### WHAT IS EXPECTED:
Note each line in the data below that holds "localhost", and copy it.

### RECORDS SUPPLIED:
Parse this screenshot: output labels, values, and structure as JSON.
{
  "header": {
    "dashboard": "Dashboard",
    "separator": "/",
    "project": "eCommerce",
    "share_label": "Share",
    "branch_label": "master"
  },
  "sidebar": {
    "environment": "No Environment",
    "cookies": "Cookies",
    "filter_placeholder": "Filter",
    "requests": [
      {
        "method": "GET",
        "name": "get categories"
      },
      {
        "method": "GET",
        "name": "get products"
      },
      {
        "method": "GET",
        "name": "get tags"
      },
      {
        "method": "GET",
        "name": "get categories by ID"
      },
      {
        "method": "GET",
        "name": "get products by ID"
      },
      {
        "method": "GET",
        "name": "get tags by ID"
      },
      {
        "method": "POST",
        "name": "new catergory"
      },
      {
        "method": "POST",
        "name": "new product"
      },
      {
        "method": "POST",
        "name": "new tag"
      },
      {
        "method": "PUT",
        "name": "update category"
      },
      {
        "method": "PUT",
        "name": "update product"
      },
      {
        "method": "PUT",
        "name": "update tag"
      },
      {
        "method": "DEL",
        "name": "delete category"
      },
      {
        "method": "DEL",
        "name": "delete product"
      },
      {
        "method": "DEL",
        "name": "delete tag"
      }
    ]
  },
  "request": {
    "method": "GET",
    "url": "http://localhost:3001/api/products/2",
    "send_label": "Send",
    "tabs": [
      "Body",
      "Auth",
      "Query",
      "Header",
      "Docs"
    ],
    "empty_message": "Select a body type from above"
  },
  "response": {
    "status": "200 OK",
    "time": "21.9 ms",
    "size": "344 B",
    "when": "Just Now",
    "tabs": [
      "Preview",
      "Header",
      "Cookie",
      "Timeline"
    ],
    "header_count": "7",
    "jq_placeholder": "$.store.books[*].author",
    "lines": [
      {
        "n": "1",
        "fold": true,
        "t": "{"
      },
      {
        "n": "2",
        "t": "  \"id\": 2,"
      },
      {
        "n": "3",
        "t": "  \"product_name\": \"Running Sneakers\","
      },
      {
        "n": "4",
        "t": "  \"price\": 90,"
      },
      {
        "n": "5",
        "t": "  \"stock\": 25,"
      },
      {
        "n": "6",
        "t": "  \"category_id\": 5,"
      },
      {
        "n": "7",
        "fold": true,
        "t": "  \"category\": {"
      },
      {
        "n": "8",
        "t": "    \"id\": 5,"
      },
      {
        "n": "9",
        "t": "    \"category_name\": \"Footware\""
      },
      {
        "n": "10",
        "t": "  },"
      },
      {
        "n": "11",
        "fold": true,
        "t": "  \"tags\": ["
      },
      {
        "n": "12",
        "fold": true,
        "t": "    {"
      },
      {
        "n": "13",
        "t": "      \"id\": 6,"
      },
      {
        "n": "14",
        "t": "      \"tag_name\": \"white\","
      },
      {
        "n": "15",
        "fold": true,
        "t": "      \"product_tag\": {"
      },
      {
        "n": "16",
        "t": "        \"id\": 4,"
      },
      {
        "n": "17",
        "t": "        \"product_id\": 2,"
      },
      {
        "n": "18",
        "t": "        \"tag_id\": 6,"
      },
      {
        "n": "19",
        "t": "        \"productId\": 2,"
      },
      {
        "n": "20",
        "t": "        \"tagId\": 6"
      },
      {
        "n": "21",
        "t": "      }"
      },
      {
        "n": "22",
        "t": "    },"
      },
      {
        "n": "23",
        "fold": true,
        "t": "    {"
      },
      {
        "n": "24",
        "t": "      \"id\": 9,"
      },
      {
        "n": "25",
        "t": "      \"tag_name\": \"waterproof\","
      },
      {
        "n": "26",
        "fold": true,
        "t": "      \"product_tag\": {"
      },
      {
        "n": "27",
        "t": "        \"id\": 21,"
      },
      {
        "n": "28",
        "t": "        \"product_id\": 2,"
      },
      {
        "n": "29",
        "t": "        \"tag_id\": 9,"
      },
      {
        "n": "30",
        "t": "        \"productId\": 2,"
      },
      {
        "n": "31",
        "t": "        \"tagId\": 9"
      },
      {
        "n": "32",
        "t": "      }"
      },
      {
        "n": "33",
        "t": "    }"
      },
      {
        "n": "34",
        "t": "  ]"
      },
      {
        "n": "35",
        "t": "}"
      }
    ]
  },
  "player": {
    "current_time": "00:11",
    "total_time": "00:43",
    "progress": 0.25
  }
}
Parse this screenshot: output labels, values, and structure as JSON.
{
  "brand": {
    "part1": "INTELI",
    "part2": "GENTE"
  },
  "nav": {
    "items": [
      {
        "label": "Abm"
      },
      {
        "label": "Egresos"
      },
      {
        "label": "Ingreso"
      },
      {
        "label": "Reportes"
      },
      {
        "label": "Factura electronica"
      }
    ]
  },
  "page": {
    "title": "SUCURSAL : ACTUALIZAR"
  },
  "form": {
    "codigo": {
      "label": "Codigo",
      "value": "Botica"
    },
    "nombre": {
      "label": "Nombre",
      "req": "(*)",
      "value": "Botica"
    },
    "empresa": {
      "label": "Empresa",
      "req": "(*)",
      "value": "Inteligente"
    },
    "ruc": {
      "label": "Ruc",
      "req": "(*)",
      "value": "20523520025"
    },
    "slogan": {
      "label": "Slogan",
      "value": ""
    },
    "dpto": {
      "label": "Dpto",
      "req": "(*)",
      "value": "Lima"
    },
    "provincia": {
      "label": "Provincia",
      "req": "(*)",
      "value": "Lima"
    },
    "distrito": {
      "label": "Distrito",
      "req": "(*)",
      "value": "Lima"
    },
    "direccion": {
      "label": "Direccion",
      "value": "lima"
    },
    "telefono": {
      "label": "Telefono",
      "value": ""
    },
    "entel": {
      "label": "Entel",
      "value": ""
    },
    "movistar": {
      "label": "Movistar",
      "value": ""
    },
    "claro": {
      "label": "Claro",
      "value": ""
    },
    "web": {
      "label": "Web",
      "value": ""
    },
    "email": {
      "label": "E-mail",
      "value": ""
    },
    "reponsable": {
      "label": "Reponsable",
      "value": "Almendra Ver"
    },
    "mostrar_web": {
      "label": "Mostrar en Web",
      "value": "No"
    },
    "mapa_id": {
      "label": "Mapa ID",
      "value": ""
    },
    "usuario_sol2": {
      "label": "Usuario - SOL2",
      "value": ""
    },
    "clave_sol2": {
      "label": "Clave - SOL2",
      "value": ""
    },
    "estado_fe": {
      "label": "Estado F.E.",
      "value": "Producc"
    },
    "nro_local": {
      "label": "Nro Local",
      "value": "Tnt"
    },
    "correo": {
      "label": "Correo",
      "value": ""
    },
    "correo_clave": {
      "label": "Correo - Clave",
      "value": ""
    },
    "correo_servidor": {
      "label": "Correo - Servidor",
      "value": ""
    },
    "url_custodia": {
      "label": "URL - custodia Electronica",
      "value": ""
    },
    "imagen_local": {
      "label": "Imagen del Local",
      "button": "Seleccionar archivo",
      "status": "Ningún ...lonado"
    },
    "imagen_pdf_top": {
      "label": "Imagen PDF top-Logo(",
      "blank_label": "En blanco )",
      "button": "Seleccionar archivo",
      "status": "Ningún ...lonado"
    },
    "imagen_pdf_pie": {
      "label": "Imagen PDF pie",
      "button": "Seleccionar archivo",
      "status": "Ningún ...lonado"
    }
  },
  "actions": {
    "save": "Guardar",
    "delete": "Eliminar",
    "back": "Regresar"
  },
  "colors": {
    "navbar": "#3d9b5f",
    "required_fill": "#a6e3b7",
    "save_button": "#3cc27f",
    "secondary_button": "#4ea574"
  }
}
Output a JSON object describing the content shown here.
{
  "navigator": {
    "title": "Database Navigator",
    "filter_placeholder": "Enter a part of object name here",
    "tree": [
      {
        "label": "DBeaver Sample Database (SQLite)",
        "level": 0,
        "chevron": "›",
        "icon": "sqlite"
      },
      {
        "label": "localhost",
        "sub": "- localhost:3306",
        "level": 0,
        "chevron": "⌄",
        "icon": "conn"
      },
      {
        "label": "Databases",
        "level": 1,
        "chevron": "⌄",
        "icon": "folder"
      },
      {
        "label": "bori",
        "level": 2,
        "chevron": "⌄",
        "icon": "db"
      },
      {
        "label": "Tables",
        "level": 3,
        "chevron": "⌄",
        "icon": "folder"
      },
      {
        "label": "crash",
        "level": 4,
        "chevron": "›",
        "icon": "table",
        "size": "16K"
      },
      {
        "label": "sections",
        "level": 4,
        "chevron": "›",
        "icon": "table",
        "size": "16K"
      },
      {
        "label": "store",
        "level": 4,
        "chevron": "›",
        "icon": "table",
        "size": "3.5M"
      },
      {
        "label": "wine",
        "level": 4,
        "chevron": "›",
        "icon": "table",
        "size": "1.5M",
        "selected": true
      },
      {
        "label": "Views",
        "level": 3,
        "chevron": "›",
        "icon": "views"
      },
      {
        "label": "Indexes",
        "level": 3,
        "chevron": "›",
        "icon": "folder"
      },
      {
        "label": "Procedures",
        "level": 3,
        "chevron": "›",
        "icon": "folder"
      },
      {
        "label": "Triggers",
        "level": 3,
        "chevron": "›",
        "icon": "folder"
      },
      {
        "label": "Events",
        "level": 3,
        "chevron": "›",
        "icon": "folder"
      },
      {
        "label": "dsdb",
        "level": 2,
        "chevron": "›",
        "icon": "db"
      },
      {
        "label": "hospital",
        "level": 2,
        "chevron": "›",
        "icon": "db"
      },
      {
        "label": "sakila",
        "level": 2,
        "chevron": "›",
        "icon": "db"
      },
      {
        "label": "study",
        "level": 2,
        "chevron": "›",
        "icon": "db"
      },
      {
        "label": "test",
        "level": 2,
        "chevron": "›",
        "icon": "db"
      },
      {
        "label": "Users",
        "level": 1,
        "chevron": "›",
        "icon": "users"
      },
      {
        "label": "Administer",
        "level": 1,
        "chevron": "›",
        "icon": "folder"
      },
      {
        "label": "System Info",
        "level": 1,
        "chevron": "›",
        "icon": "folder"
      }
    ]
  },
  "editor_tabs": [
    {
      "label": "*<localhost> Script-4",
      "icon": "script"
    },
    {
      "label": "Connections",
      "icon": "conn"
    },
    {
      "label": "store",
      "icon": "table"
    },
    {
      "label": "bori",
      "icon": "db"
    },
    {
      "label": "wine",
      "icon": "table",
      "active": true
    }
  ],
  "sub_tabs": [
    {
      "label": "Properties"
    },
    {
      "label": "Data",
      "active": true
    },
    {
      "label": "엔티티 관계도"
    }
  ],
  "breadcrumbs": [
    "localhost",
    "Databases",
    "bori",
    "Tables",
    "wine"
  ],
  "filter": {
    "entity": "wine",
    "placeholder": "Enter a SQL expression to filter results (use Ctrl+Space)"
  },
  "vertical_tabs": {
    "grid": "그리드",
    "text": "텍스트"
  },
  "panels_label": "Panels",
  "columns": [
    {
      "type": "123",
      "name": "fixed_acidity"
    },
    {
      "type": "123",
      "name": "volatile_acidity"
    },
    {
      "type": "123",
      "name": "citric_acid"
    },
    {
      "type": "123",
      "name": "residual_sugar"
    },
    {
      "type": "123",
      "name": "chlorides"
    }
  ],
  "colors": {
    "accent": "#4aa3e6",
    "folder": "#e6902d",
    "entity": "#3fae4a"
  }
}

### THE COMPLETED TASK:
    "url": "http://localhost:3001/api/products/2",
        "label": "localhost",
        "sub": "- localhost:3306",
      "label": "*<localhost> Script-4",
    "localhost",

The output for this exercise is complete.